Below are four of the five paintings that sold, and some rather fuzzy images of the Scottsdale gallery.

Oil, Cold Wax, Transfers on canvas

Oil and Cold Wax Medium on canvas

oil and cold wax medium on canvas

"The Tattoo" oil and cold wax on cradled board, 20" x 40"

Artisimo Gallery, with my grandson, who is now 27 years old

Artistimo Gallery

We had some wonderful artists in Artisimo Gallery

My space. Loved the light and the size.

Monday, September 17, 2018

An Encaustic and Cold Wax Adventure
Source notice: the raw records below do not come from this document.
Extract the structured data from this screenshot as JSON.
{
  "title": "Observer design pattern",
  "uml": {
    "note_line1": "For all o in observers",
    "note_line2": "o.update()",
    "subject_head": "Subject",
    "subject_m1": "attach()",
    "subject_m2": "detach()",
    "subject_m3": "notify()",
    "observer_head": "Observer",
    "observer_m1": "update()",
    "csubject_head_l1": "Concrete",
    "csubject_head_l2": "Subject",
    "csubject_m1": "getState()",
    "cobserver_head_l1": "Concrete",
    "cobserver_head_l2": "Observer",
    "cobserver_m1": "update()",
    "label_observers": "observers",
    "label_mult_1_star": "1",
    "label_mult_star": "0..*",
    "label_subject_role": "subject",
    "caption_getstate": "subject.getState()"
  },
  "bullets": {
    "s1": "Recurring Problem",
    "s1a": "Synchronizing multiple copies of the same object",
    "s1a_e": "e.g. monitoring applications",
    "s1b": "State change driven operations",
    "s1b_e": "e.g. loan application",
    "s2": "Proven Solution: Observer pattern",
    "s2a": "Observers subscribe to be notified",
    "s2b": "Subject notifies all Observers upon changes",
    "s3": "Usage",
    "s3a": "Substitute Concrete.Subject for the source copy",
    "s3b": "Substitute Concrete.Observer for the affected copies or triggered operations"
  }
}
This painting has been a long journey through the dissatisfaction with the prettiness of my first idea of a woman holding a scarf that is blowing in the wind. In my mind I saw the ethereal possibilities of the encaustic painting. The original background pleased me and from then on it was a struggle. I finally gave up and decided to destroy my figurative encaustic painting by painting over it with oil and cold wax medium. I almost gave up, but kept working. The end result has a wonderful, textured surface, Follow the sometimes agonizing process; It took over a month.


Encaustic under painting


laying in the figure in encaustic

I took out her knee and began refining the hand

I thought the veil might make it right. It didn't

I gave up and started mark making over it

layering on the cold wax and oil

Can you believe this is all the same painting

What happened?

More layers and a change of palette 

more and more layers

I decided to soften all the hard edge geometric pattern by painting a realistic flower in a circle

I softened the flower with two layers of clear cold wax medium and brought some balance in the composition.

It is finished.